◆ **Data provided**
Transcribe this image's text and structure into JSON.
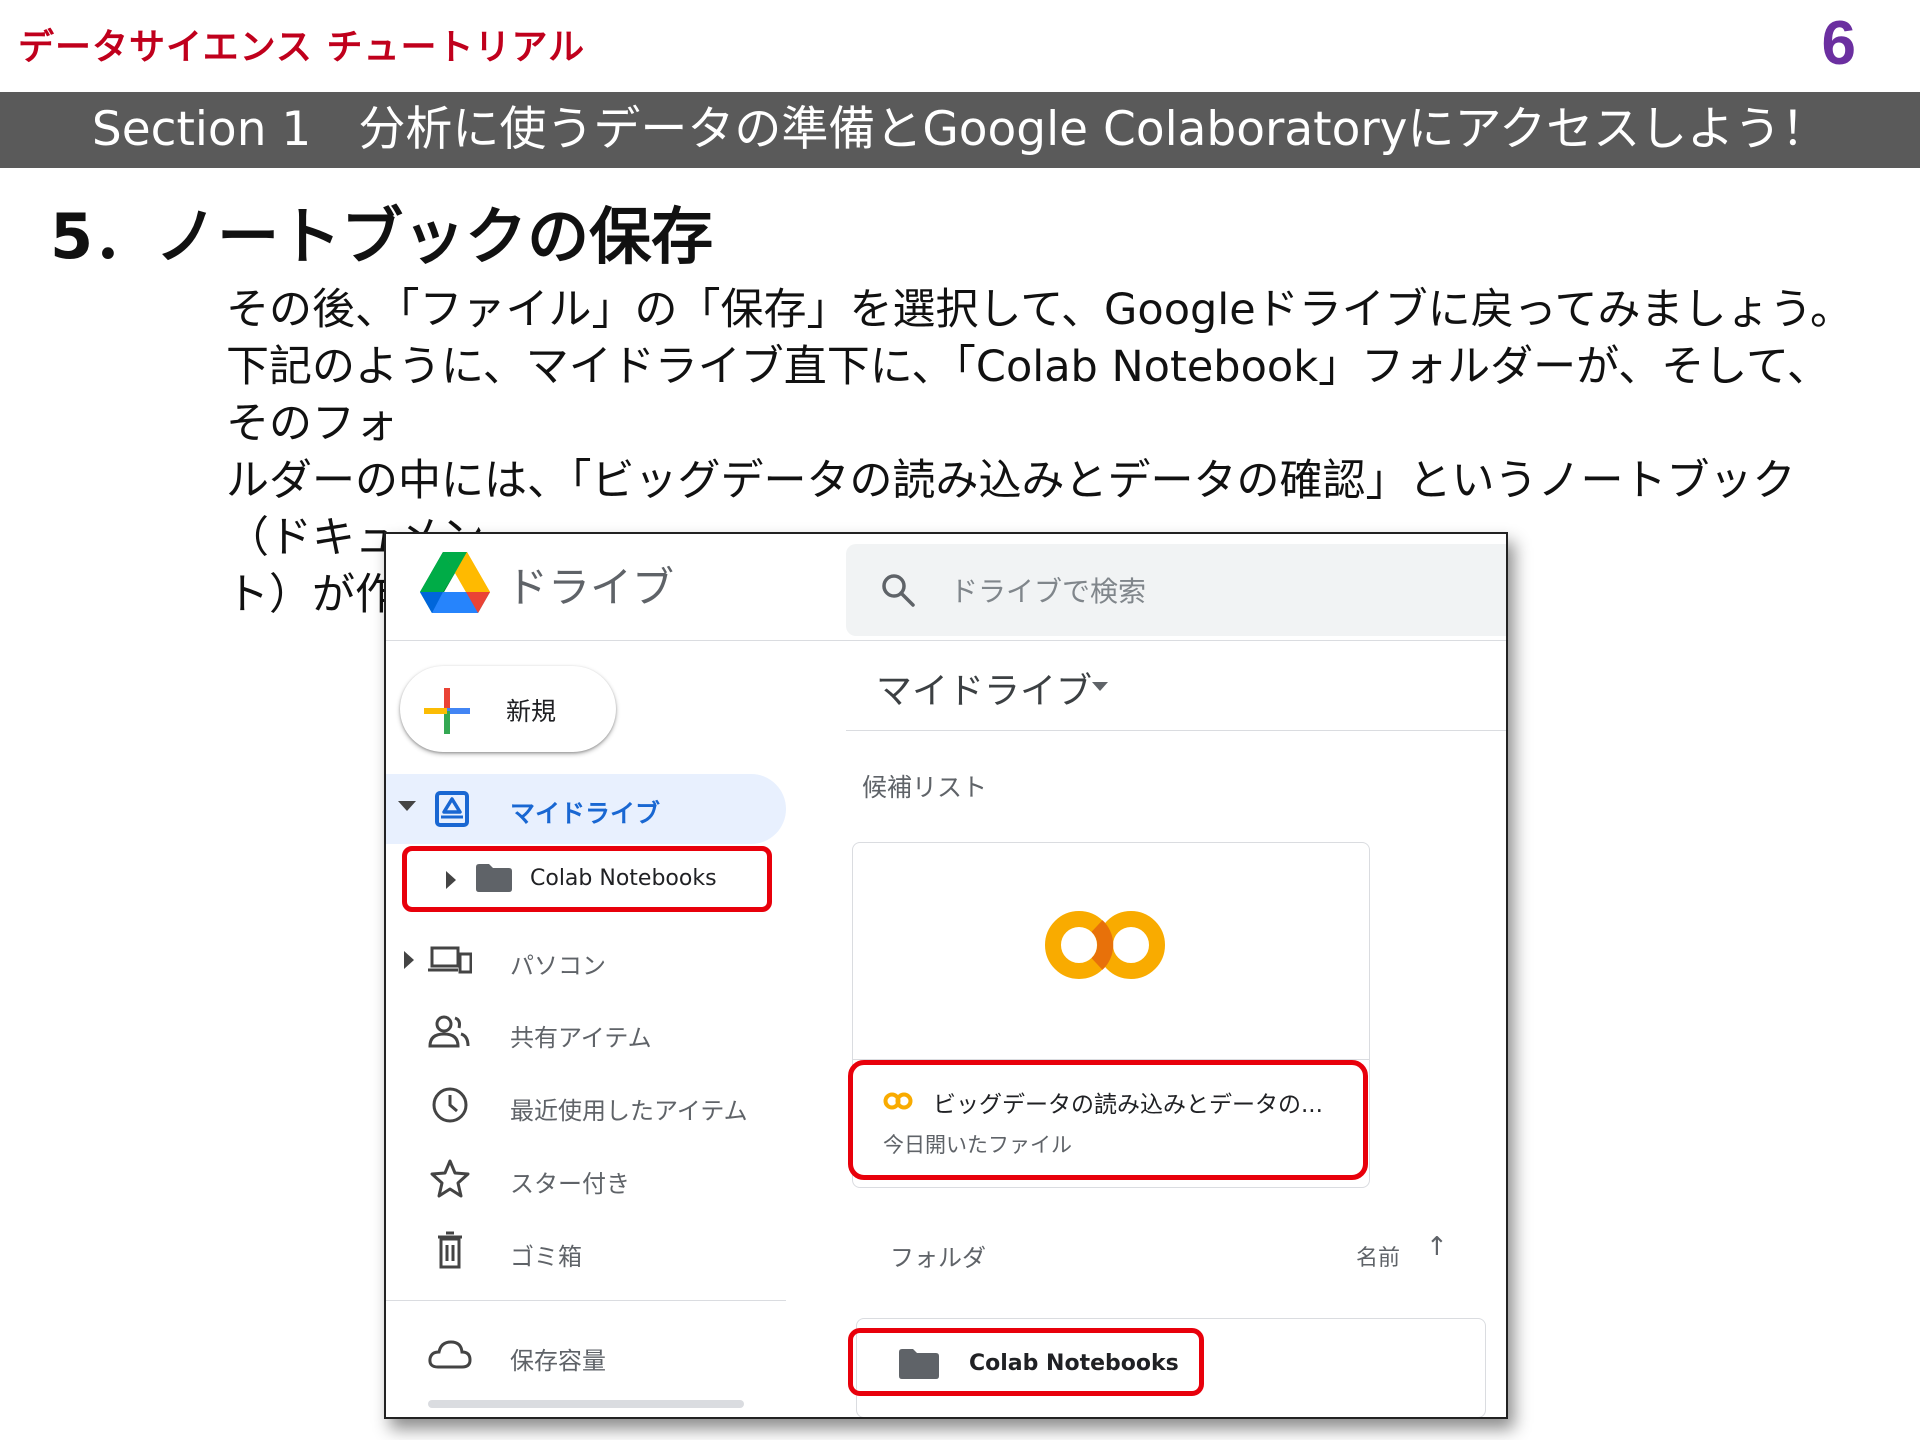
{
  "header": {
    "brand": "データサイエンス チュートリアル",
    "page_number": "6",
    "section": "Section 1　分析に使うデータの準備とGoogle Colaboratoryにアクセスしよう！",
    "title": "5．ノートブックの保存"
  },
  "body": {
    "line1": "その後、「ファイル」の「保存」を選択して、Googleドライブに戻ってみましょう。",
    "line2": "下記のように、マイドライブ直下に、「Colab Notebook」フォルダーが、そして、そのフォ",
    "line3": "ルダーの中には、「ビッグデータの読み込みとデータの確認」というノートブック（ドキュメン",
    "line4": "ト）が作成されているでしょう。"
  },
  "drive": {
    "app_name": "ドライブ",
    "search_placeholder": "ドライブで検索",
    "new_button": "新規",
    "sidebar": {
      "my_drive": "マイドライブ",
      "colab_folder": "Colab Notebooks",
      "computers": "パソコン",
      "shared": "共有アイテム",
      "recent": "最近使用したアイテム",
      "starred": "スター付き",
      "trash": "ゴミ箱",
      "storage": "保存容量"
    },
    "breadcrumb": "マイドライブ",
    "suggested_title": "候補リスト",
    "suggested_card": {
      "title": "ビッグデータの読み込みとデータの...",
      "subtitle": "今日開いたファイル"
    },
    "folders_title": "フォルダ",
    "sort_label": "名前",
    "sort_arrow": "↑",
    "folder_name": "Colab Notebooks"
  },
  "colors": {
    "brand_red": "#c0001c",
    "page_number_purple": "#6b2fa0",
    "section_band": "#5a5a5a",
    "highlight_red": "#e8000b",
    "drive_active_blue": "#1967d2",
    "colab_orange": "#f9ab00"
  },
  "icons": [
    "drive-logo-icon",
    "search-icon",
    "plus-icon",
    "my-drive-icon",
    "folder-icon",
    "computers-icon",
    "people-icon",
    "clock-icon",
    "star-icon",
    "trash-icon",
    "cloud-icon",
    "colab-logo-icon",
    "arrow-up-icon"
  ]
}
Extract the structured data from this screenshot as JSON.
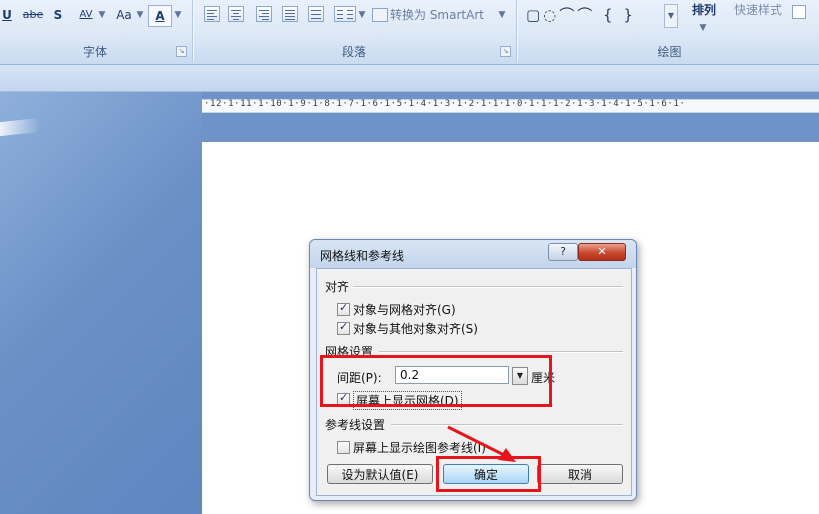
{
  "ribbon": {
    "font_group_label": "字体",
    "paragraph_group_label": "段落",
    "drawing_group_label": "绘图",
    "font_buttons": [
      "U",
      "abe",
      "S",
      "AV",
      "Aa",
      "A"
    ],
    "smartart_label": "转换为 SmartArt",
    "arrange_label": "排列",
    "quick_styles_label": "快速样式",
    "shapes_glyphs": "▢◌⌒⌒ { }"
  },
  "ruler": {
    "text": "·12·1·11·1·10·1·9·1·8·1·7·1·6·1·5·1·4·1·3·1·2·1·1·1·0·1·1·1·2·1·3·1·4·1·5·1·6·1·"
  },
  "dialog": {
    "title": "网格线和参考线",
    "help_label": "?",
    "close_label": "✕",
    "align_section": "对齐",
    "snap_grid_label": "对象与网格对齐(G)",
    "snap_grid_checked": true,
    "snap_objects_label": "对象与其他对象对齐(S)",
    "snap_objects_checked": true,
    "grid_section": "网格设置",
    "spacing_label": "间距(P):",
    "spacing_value": "0.2",
    "spacing_unit": "厘米",
    "show_grid_label": "屏幕上显示网格(D)",
    "show_grid_checked": true,
    "guides_section": "参考线设置",
    "show_guides_label": "屏幕上显示绘图参考线(I)",
    "show_guides_checked": false,
    "default_button": "设为默认值(E)",
    "ok_button": "确定",
    "cancel_button": "取消"
  },
  "colors": {
    "highlight": "#e8141b",
    "desktop": "#6f93c6"
  }
}
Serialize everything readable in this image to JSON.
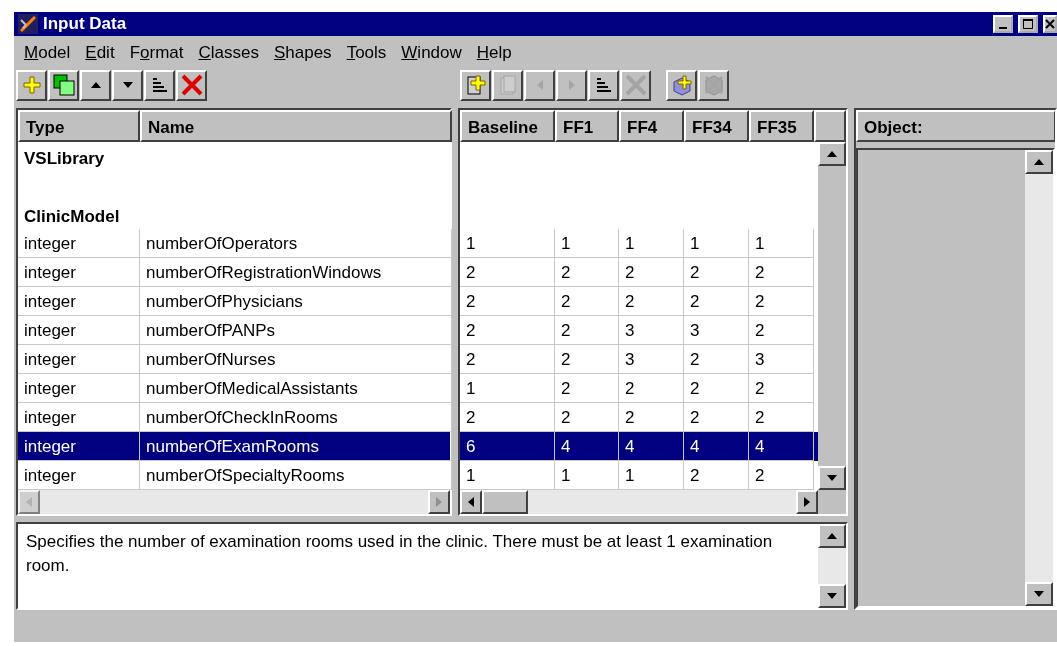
{
  "window": {
    "title": "Input Data"
  },
  "menu": [
    {
      "key": "M",
      "post": "odel"
    },
    {
      "key": "E",
      "post": "dit"
    },
    {
      "pre": "F",
      "key": "o",
      "post": "rmat"
    },
    {
      "key": "C",
      "post": "lasses"
    },
    {
      "key": "S",
      "post": "hapes"
    },
    {
      "key": "T",
      "post": "ools"
    },
    {
      "key": "W",
      "post": "indow"
    },
    {
      "key": "H",
      "post": "elp"
    }
  ],
  "toolbar_left": [
    {
      "kind": "add",
      "disabled": false
    },
    {
      "kind": "copy",
      "disabled": false
    },
    {
      "kind": "up",
      "disabled": false
    },
    {
      "kind": "down",
      "disabled": false
    },
    {
      "kind": "sort",
      "disabled": false
    },
    {
      "kind": "delete",
      "disabled": false
    }
  ],
  "toolbar_right": [
    {
      "kind": "page-add",
      "disabled": false
    },
    {
      "kind": "pages",
      "disabled": true
    },
    {
      "kind": "left",
      "disabled": true
    },
    {
      "kind": "right",
      "disabled": true
    },
    {
      "kind": "sort",
      "disabled": false
    },
    {
      "kind": "delete",
      "disabled": true
    },
    {
      "kind": "gap"
    },
    {
      "kind": "cube-add",
      "disabled": false
    },
    {
      "kind": "cube-delete",
      "disabled": true
    }
  ],
  "left_columns": [
    "Type",
    "Name"
  ],
  "scenario_columns": [
    "Baseline",
    "FF1",
    "FF4",
    "FF34",
    "FF35"
  ],
  "rows": [
    {
      "kind": "section",
      "name": "VSLibrary"
    },
    {
      "kind": "blank"
    },
    {
      "kind": "section",
      "name": "ClinicModel"
    },
    {
      "kind": "item",
      "type": "integer",
      "name": "numberOfOperators",
      "values": [
        "1",
        "1",
        "1",
        "1",
        "1"
      ],
      "selected": false
    },
    {
      "kind": "item",
      "type": "integer",
      "name": "numberOfRegistrationWindows",
      "values": [
        "2",
        "2",
        "2",
        "2",
        "2"
      ],
      "selected": false
    },
    {
      "kind": "item",
      "type": "integer",
      "name": "numberOfPhysicians",
      "values": [
        "2",
        "2",
        "2",
        "2",
        "2"
      ],
      "selected": false
    },
    {
      "kind": "item",
      "type": "integer",
      "name": "numberOfPANPs",
      "values": [
        "2",
        "2",
        "3",
        "3",
        "2"
      ],
      "selected": false
    },
    {
      "kind": "item",
      "type": "integer",
      "name": "numberOfNurses",
      "values": [
        "2",
        "2",
        "3",
        "2",
        "3"
      ],
      "selected": false
    },
    {
      "kind": "item",
      "type": "integer",
      "name": "numberOfMedicalAssistants",
      "values": [
        "1",
        "2",
        "2",
        "2",
        "2"
      ],
      "selected": false
    },
    {
      "kind": "item",
      "type": "integer",
      "name": "numberOfCheckInRooms",
      "values": [
        "2",
        "2",
        "2",
        "2",
        "2"
      ],
      "selected": false
    },
    {
      "kind": "item",
      "type": "integer",
      "name": "numberOfExamRooms",
      "values": [
        "6",
        "4",
        "4",
        "4",
        "4"
      ],
      "selected": true
    },
    {
      "kind": "item",
      "type": "integer",
      "name": "numberOfSpecialtyRooms",
      "values": [
        "1",
        "1",
        "1",
        "2",
        "2"
      ],
      "selected": false
    }
  ],
  "description": "Specifies the number of examination rooms used in the clinic.  There must be at least 1 examination room.",
  "object_panel": {
    "header": "Object:"
  }
}
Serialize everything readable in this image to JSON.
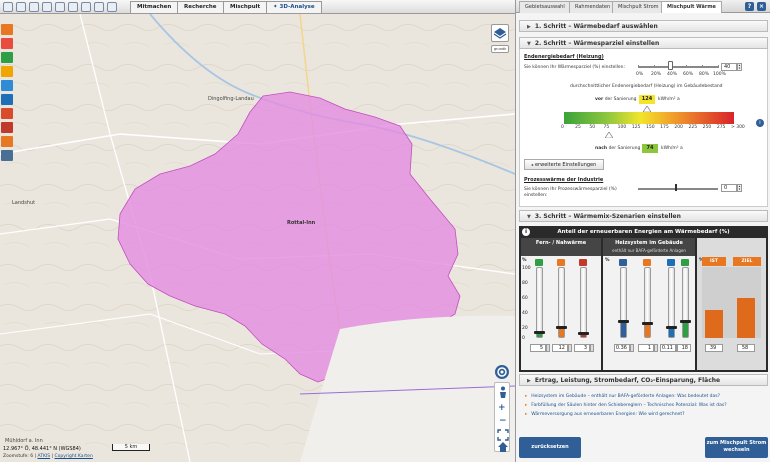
{
  "toolbar": {
    "tabs": [
      "Mitmachen",
      "Recherche",
      "Mischpult",
      "3D-Analyse"
    ]
  },
  "map": {
    "places": [
      "Dingolfing-Landau",
      "Landshut",
      "Rottal-Inn",
      "Mühldorf a. Inn"
    ],
    "coords": "12.967° Ö, 48.441° N (WGS84)",
    "scale": "5 km",
    "footer": {
      "zoom": "Zoomstufe: 6",
      "atkis": "ATKIS",
      "copyright": "Copyright Karten"
    },
    "region_color": "#e38ee0"
  },
  "panel": {
    "tabs": [
      "Gebietsauswahl",
      "Rahmendaten",
      "Mischpult Strom",
      "Mischpult Wärme"
    ],
    "help_label": "?",
    "close_label": "×",
    "step1": "1. Schritt – Wärmebedarf auswählen",
    "step2": "2. Schritt – Wärmesparziel einstellen",
    "endenergie_title": "Endenergiebedarf (Heizung)",
    "endenergie_text": "Sie können Ihr Wärmesparziel (%) einstellen:",
    "endenergie_value": "40",
    "slider_ticks": [
      "0%",
      "20%",
      "40%",
      "60%",
      "80%",
      "100%"
    ],
    "durchschnitt_text": "durchschnittlicher Endenergiebedarf (Heizung) im Gebäudebestand",
    "vor_label": "vor",
    "vor_text": "der Sanierung",
    "vor_value": "124",
    "unit": "kWh/m² a",
    "scale_values": [
      "0",
      "25",
      "50",
      "75",
      "100",
      "125",
      "150",
      "175",
      "200",
      "225",
      "250",
      "275",
      "> 300"
    ],
    "nach_label": "nach",
    "nach_text": "der Sanierung",
    "nach_value": "74",
    "advanced_button": "erweiterte Einstellungen",
    "prozess_title": "Prozesswärme der Industrie",
    "prozess_text": "Sie können Ihr Prozesswärmesparziel (%) einstellen:",
    "prozess_value": "0",
    "step3": "3. Schritt – Wärmemix-Szenarien einstellen",
    "mix_title": "Anteil der erneuerbaren Energien am Wärmebedarf (%)",
    "info_icon_label": "i",
    "group1": "Fern- / Nahwärme",
    "group2": "Heizsystem im Gebäude",
    "group2_sub": "enthält nur BAFA-geförderte Anlagen",
    "axis_labels": [
      "%",
      "100",
      "80",
      "60",
      "40",
      "20",
      "0"
    ],
    "col_values": [
      "5",
      "12",
      "3",
      "0.36",
      "1",
      "0.11",
      "18"
    ],
    "result_labels": [
      "IST",
      "ZIEL"
    ],
    "result_values": [
      "39",
      "58"
    ],
    "step4": "Ertrag, Leistung, Strombedarf, CO₂-Einsparung, Fläche",
    "links": [
      "Heizsystem im Gebäude – enthält nur BAFA-geförderte Anlagen: Was bedeutet das?",
      "Farbfüllung der Säulen hinter den Schiebereglern – Technisches Potenzial: Was ist das?",
      "Wärmeversorgung aus erneuerbaren Energien: Wie wird gerechnet?"
    ],
    "reset_button": "zurücksetzen",
    "switch_button": "zum Mischpult Strom wechseln"
  },
  "colors": {
    "accent": "#2f5f96",
    "orange": "#e87722",
    "region": "#e38ee0"
  }
}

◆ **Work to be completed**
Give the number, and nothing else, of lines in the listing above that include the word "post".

◆ **Solution to this problem**
8